Kelly: Irrelevant and off subject again a third time.
Adams: We are called to give 10 percent. My husband and I, our family, we believe in that.”
Kelly: She would not consider that her pastor might be teaching error. She was carefully chosen to be on the video to parrot what the church wanted her to say.
Teichner: So does volunteer Connie Sivertson. For her, tithing is bedrock, not to be questioned.
Kelly: Of course. It is probably better to say that she “dare not question tithing.” That is why Hadnut-Beumler’s proof that no Protestant church in the U. S. practiced tithing before 1870 is so damaging to their doctrinal position which they will not defend.
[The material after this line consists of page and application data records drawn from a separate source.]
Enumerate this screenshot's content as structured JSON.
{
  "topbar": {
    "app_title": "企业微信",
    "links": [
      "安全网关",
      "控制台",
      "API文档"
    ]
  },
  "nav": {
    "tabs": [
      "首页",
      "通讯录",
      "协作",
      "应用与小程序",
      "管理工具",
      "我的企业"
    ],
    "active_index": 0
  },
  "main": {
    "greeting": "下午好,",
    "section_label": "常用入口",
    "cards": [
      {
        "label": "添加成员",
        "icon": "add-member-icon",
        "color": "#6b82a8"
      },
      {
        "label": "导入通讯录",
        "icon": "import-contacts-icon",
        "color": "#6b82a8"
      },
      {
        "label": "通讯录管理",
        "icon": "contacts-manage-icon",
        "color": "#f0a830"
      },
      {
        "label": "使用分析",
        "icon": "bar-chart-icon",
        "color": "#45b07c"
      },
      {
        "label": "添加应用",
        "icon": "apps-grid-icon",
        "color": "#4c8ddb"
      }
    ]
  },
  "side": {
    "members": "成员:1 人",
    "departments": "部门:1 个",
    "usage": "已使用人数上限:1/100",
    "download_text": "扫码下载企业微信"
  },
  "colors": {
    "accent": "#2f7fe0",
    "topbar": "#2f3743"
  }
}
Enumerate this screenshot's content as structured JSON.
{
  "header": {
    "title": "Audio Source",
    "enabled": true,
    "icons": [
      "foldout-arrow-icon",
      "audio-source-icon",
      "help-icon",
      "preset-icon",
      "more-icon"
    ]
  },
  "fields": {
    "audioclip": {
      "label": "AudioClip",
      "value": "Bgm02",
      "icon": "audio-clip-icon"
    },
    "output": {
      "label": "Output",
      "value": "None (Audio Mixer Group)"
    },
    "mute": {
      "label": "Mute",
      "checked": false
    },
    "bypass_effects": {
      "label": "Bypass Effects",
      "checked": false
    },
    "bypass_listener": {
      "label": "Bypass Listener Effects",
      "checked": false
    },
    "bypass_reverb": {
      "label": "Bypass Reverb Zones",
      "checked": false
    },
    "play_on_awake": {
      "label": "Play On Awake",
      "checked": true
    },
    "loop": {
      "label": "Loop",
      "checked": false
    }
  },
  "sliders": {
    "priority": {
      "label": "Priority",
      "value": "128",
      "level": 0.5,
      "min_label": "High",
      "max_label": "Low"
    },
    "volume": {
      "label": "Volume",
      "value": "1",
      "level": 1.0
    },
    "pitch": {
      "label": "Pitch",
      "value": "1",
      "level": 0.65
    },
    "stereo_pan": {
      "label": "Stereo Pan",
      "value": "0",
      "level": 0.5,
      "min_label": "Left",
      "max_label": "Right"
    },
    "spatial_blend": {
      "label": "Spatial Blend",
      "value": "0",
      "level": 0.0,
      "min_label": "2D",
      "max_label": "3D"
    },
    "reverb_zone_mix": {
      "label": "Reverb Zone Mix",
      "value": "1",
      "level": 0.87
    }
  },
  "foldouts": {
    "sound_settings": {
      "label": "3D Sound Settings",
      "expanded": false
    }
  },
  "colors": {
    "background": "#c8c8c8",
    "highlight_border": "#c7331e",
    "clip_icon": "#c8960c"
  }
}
Sivert: “The Lord says if you tithe, you know, anything else that you may have to skimp on because you’ve tithed, he will fulfill that.”
Kelly: This is not true. She is parroting the line that tithes are the same as firstfruits and must be paid first, even before essentials such as medicine, food and shelter. Skimp on those but pay the tithe –or else God will curse you.
Teichner: To tithe or not to tithe, that is the question no one asks here.
Sivert: “It makes me feel good.
Kelly: So do mind bending drugs and alcohol. So do charismatic leaders like Jim Jones and Adolph Hitler. But that does not make it right.
Teichner: Here, they ask instead: What if everybody tithed? Think how much more could be done.
Kelly: The biblical veracity of the doctrine is assumed and nobody dare question it. How sad indeed. Once again emotional preaching by a charismatic leader trumps the truth of God’s Word.